The University of California, Irvine is home to a celebrated Sound Design program created in 2006. Under the umbrella of the Drama department at the university’s Claire Trevor School of the Arts, the program is spearheaded by Mike Hooker along with Vincent Olivieri, who is the head of the undergraduate sound design program. Late in 2012, the department added a DiGiCo SD9, DRack and UB MADI into its inventory, which made its debut on a series of student-designed programs this spring. One of those shows was the Festival of New Musicals, a unique partnership between the university and the Academy for New Musical Theater, a three-decade-old creative incubator. The alliance paired the talents of professional writers and composers affiliated with the ANMT with UCI students to create the fourth annual festival, staged at UCI’s xMPL – Experimental Media Performance Lab (featuring a flexible seating capacity of 25-150) this spring. One of the festival pieces, ‘Digital Natives’, featured sound design by second year MFA student, Matt Glenn. [Pictured L to R: UCI MFA student, Matt Glenn; Karli Blalock, Assistant Sound Designer; Vincent Olivieri, head of UCI’s undergraduate sound design program.]
“One of the interesting things about the way we run our sound design program here is that, with little exception, all of the equipment we own is independent of venue,” explains Olivieri. “Most of the equipment is kept in storage, in workshop rooms, and when a show is being developed, the sound designers are able to choose the tools that they need for their particular project, and can spec what they need and just plug in and play.”
The SD9 was the first DiGiCo purchased by the school and was chosen by Mike Hooker, UCI’s Head of Sound Design, in conjunction with RSPE Audio Solutions. “We knew that we were looking for a digital console of a certain size,” Olivieri recalls, “something that was beefy and designed for live playback and mid-range in size. The SD9 fitted that bill perfectly as it’s great for a mid-size show like this.”
The ‘Digital Natives’ piece comprised a juxtaposition of technology and digital feeds against a backdrop of singers and piano accompaniment for a total of 27 inputs (mics, iPod feeds, playback audio off of multiple computers) and a dozen outputs. Glenn configured a deceptively complex playback system, complete with different sounds and setups configured on different templates within the console. Having the ability to recall these different scenes at the push of a button was huge.
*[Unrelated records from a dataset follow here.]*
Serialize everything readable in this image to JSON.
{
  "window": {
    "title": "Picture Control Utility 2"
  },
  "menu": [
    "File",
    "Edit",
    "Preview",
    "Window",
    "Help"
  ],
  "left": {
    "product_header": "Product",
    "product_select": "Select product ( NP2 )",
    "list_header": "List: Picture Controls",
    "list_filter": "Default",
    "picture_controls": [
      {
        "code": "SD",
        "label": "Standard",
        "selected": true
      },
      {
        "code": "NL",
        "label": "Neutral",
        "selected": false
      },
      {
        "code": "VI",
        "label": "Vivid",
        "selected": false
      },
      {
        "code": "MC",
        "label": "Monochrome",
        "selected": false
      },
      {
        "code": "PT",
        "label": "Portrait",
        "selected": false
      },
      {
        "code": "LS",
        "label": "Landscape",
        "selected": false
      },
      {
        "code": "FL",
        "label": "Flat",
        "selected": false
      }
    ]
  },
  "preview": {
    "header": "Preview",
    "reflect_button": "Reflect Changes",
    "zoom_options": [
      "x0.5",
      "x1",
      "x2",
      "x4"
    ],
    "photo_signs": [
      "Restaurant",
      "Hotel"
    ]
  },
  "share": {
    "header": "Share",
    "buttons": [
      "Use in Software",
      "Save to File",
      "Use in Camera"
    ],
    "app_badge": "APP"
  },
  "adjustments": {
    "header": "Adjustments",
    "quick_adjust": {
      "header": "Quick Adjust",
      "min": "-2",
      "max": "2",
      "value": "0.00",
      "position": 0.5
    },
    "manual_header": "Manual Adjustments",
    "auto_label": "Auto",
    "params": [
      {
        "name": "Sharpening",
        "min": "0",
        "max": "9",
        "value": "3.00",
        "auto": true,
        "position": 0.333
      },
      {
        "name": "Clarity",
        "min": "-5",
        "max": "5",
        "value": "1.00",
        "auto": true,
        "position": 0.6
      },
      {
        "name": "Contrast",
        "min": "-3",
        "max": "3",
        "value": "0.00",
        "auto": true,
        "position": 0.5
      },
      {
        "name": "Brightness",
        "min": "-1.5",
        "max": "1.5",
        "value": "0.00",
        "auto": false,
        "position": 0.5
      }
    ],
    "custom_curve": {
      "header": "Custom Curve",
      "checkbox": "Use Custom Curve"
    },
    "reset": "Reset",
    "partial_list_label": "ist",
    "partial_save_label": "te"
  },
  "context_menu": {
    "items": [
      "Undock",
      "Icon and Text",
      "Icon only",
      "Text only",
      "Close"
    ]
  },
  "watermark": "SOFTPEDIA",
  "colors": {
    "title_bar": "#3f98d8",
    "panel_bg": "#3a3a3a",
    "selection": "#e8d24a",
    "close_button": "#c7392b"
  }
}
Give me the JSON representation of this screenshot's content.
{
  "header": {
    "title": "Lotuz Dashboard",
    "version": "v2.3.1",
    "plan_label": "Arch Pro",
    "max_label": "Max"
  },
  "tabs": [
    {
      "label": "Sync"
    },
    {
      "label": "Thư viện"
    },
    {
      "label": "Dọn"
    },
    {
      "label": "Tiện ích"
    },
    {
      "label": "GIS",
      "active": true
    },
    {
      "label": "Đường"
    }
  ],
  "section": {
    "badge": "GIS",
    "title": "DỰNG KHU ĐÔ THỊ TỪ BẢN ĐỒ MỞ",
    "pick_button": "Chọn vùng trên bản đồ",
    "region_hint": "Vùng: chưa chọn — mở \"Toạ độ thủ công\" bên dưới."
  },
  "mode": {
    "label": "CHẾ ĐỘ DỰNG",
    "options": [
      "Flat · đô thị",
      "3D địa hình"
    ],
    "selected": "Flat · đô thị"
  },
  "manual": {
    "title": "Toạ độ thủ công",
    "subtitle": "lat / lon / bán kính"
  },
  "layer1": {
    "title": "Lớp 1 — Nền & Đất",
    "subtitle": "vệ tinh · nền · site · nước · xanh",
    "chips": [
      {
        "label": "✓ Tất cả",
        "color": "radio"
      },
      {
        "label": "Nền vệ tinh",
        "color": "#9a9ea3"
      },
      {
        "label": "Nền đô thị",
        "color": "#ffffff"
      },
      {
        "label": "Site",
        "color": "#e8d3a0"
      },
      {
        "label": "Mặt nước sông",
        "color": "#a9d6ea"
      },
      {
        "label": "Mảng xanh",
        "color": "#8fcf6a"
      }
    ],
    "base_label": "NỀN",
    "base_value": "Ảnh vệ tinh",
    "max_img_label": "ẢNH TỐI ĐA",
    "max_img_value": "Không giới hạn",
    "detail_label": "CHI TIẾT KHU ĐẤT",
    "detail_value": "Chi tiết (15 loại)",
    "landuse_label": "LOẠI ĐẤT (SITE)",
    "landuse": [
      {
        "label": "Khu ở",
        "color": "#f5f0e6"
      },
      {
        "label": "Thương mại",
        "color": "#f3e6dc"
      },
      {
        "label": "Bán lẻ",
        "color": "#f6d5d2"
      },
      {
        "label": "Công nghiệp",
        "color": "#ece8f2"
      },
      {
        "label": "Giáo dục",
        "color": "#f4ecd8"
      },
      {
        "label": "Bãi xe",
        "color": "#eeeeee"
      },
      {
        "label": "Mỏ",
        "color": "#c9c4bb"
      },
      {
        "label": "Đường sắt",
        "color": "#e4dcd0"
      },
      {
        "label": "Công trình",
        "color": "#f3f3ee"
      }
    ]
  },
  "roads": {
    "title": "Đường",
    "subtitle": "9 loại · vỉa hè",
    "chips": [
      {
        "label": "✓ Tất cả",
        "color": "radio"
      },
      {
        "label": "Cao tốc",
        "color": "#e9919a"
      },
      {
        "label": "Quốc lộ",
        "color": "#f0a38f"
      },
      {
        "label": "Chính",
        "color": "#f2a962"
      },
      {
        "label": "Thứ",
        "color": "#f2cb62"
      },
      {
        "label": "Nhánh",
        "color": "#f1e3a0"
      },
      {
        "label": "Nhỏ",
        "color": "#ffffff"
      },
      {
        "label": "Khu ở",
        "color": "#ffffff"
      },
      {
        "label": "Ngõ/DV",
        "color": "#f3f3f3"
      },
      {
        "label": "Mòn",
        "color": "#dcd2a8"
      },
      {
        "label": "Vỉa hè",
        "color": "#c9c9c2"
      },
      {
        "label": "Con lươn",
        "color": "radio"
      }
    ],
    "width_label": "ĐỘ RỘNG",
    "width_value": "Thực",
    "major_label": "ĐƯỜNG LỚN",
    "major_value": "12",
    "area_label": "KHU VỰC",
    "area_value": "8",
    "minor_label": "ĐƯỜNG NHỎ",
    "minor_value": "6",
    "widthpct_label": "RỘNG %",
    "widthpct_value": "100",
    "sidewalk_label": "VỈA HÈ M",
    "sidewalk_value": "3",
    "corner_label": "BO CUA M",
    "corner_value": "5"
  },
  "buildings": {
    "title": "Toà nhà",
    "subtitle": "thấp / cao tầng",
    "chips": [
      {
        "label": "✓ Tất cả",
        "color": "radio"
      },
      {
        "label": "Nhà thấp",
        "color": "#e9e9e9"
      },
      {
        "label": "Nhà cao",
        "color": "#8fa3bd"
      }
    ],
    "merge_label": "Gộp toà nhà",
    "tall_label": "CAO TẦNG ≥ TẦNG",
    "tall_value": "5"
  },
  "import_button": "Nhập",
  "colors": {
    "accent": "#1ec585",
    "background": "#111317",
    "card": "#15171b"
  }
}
Additionally, the SD9 was the perfect console not only for its expandability and versatility, but also for its diminutive size for the small theatre space. And, for a first-time user, Glenn was able to get up to speed quickly by watching the online product videos prior to getting hands-on with the console.
“I wanted to keep the console size down, but I also couldn’t sacrifice the number of channels,” adds Glenn. “Back in the planning stages of this show, before I really knew what it was going to be, I didn’t necessarily know how many mics I would have or how big the pit would be but I wanted to keep open my options with the stage box. With the DiGiCo console, I could have up to 32 inputs from stage from just one D-Rack with the expandability for the future of adding another and you wouldn’t necessarily get that with other consoles. I also wanted an interface that I could intuitively navigate around. The SD9 has a structure similar to Pro Tools and other digital audio workstations (DAWs) and when I started playing with the SD9—my first time using a DiGiCo in a real setting—the way it’s laid out just made sense to me. I didn’t want to be fighting my own brain in the middle of tech, especially with this show, where it’s a really fast turnaround of only three-days. That, the expandability and the ability to write snapshots so quickly and easily, it just all came together with the SD9.”
Onstage, I have six Meyer loud speakers that make up the main system and a subwoofer, plus an additional six loudspeakers placed around the stage for various effects. I’m also using two different internal stereo reverbs that are feeding some of the main speakers. I’m also sending my playback channels to various places around the space to kind of give a surround sound for some of the cues, and they also add a bit of warmth for some of the voices onstage. During pre-production, every time I want to change an EQ or I how much reverb is on a person, I was able to program a macro to update the current snapshot I was working in, and quickly get to it without having to think twice about it. Having eight macro buttons is one of the things I love about this board. Beyond that, there’s so much more to explore with this console but honestly, this show is so fast-paced, I don’t get much of a chance to!”
Moving forward, Oliveiri says the console will serve them in myriad ways, for different productions in varying venues. “We do a lot of shows in a lot of different spaces, and the SD9 is going to be an excellent tool for us for mid-sized musicals and musical events. It’s also going to be useful for us on workshop productions, where the technical needs aren’t always completely known in the early planning stages. For those kinds of productions, the flexibility of a console like the SD9 is essential in order to allow the sound team to quickly respond to unexpected needs.”